January 10, 2014


"I Was Trapped in My Own Body" : Henry Evans is exploring how robotics can make life easier for the severely disabled--like Henry himself. (Brian Eule, Jan/Feb 2014, Stanford Magazine)

IN 2002, Henry's life was full. He was physically fit and a towering presence. The chief financial officer at a startup, he and Jane had four young children. Eight months earlier, they had bought their first house on a beautiful piece of land in Los Altos Hills. Henry, good with his hands, looked forward to renovating it. He was 40, and life was just beginning.

One August morning, despite a headache that had begun the night before, Henry was driving his children to school on the way to work. His vision narrowed and his speech began to slur. He focused on the road and dropped his children off, and then he turned around. Six miles back up the hill, Henry stumbled into the house. He braced against the walls and told Jane that he just wanted to lie down. She said they were going to the doctor. Henry had to crawl to get back to the car.

In the emergency room, Henry's right arm went limp. "I'm so scared," he told Jane. And then he fell into a coma.

Doctors initially thought Henry might have meningitis. It turned out that a birth defect had precipitated the stroke-like symptoms. The inner lining of his basilar artery had become detached and was blocking the blood flow. He was on life support, and when he finally emerged from the coma, he was unable to speak or move. Jane noticed he tracked her with his eyes.

"I soon realized they were all I could move," Henry writes. "My dad explained that I had no motor control, and I got it--I was trapped in my own body."

At first, Henry was unable to breathe on his own. He had a tracheostomy and a feeding tube, and he was on about 25 medications. Two blinks became "yes," and one, "no." He was barely alive, but his mind and his senses were perfectly intact.

"Minutes were hours, and hours were days," Henry writes. At the same time, his wife wasn't getting encouraging news. "They took Jane into a room full of doctors and told her that, in their professional opinion, I would never move and her best bet was to pump me full of antidepressants and stick me in an institution, and soon. Well, that was the wrong thing to say to Jane."

Four months later, Jane and Henry returned home. And though Henry had developed use of a finger and better control of his neck, he had a hard time thinking about living. For the next three years, Henry talked to Jane about helping him with suicide. Jane would try to get him laughing, saying that with his 6-foot-4-inch body, she could never pull it off. She also let him know she understood.

"I know how normal you are by asking me to do that," she would tell him.

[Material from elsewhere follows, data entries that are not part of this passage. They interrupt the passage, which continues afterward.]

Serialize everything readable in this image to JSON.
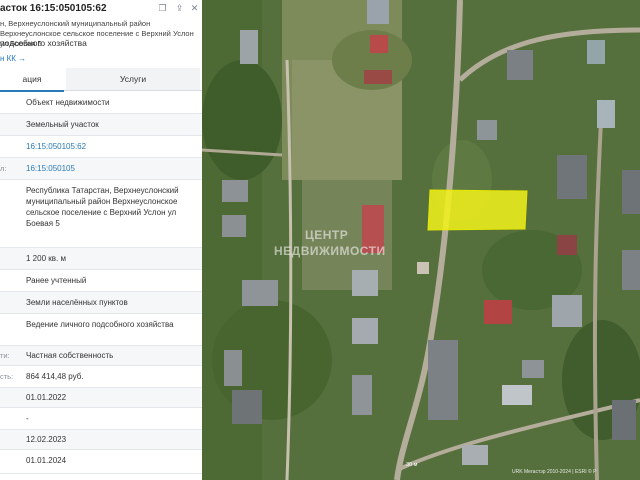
{
  "header": {
    "title": "асток 16:15:050105:62",
    "address": "н, Верхнеуслонский муниципальный район Верхнеуслонское сельское поселение с Верхний Услон ул Боевая 5",
    "use": "подсобного хозяйства",
    "link": "н КК →"
  },
  "tabs": [
    {
      "label": "ация"
    },
    {
      "label": "Услуги"
    }
  ],
  "rows": [
    {
      "label": "",
      "value": "Объект недвижимости"
    },
    {
      "label": "",
      "value": "Земельный участок"
    },
    {
      "label": "",
      "value": "16:15:050105:62"
    },
    {
      "label": "л:",
      "value": "16:15:050105"
    },
    {
      "label": "",
      "value": "Республика Татарстан, Верхнеуслонский муниципальный район Верхнеуслонское сельское поселение с Верхний Услон ул Боевая 5"
    },
    {
      "label": "",
      "value": "1 200 кв. м"
    },
    {
      "label": "",
      "value": "Ранее учтенный"
    },
    {
      "label": "",
      "value": "Земли населённых пунктов"
    },
    {
      "label": "",
      "value": "Ведение личного подсобного хозяйства"
    },
    {
      "label": "ти:",
      "value": "Частная собственность"
    },
    {
      "label": "сть:",
      "value": "864 414,48 руб."
    },
    {
      "label": "",
      "value": "01.01.2022"
    },
    {
      "label": "",
      "value": "-"
    },
    {
      "label": "",
      "value": "12.02.2023"
    },
    {
      "label": "",
      "value": "01.01.2024"
    }
  ],
  "map": {
    "watermark_line1": "ЦЕНТР",
    "watermark_line2": "НЕДВИЖИМОСТИ",
    "scale_label": "30 м",
    "attribution": "URK Мегастэр 2010-2024 | ESRI © Р",
    "parcel_color": "#f2f21a"
  }
}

But she also told him something else.

"There is a reason God left you with your mind and you have life," Jane said. "Those are two incredible gifts that we take for granted every day. And the hardest thing you have to do is figure out why you're left here on Earth. It wasn't your time. Why? You have a purpose here."

IT STARTED WITH AN IDEA. Henry envisioned a head-mounted laser pointer that he could use to activate electrical switches. He made a sketch on the computer and sent it to a friend who was mentoring a robotics team at Palo Alto High School. The students designed a working prototype called the LaserFinger, which later won a grant from MIT. Though it was yet to be used in Henry's daily life, it got him thinking.

A few years later, while watching CNN, Henry saw an interview with Georgia Tech professor Charlie Kemp. Kemp was discussing his collaboration with Willow Garage, a robotics research lab in Menlo Park, and its robot, the PR2. Henry fired off emails to Steve Cousins, PhD '97, at Willow and to Kemp. Thus began a long collaboration between Henry and Jane, Willow Garage and the Healthcare Robotics Lab at Georgia Tech to use robots to function as body parts for the severely disabled. Henry called it Robots for Humanity, describing his work as "using technology to extend our capabilities, fill in our weaknesses and let people perform at their best."

"From a distance, all humans are disabled," Henry notes. "As humans, we adapted to our environment through evolution. We developed sight and hearing and speech. Yet these adaptations are quite limited. We can't run faster than about 25 miles per hour. We can't fly. We can't stay underwater forever and we can't be in more than one place at the same time. All humans are limited by nature in many ways.

"Now, I may have lost a few of the natural adaptations which evolution afforded me, but I have adapted to these limitations, often in a way similar to how you have adapted to nature's limitations. For example, I use a wheelchair to increase my mobility. You use a bike. You use a keyboard and mouse, I use a headtracker and a clicker to operate a computer."

One of the first things Kemp and Cousins did with Henry and Jane was ask them to identify tasks that would be the most helpful for a robot to perform. Scratching and shaving ranked high on their lists.

Posted by at January 10, 2014 5:59 PM

blog comments powered by Disqus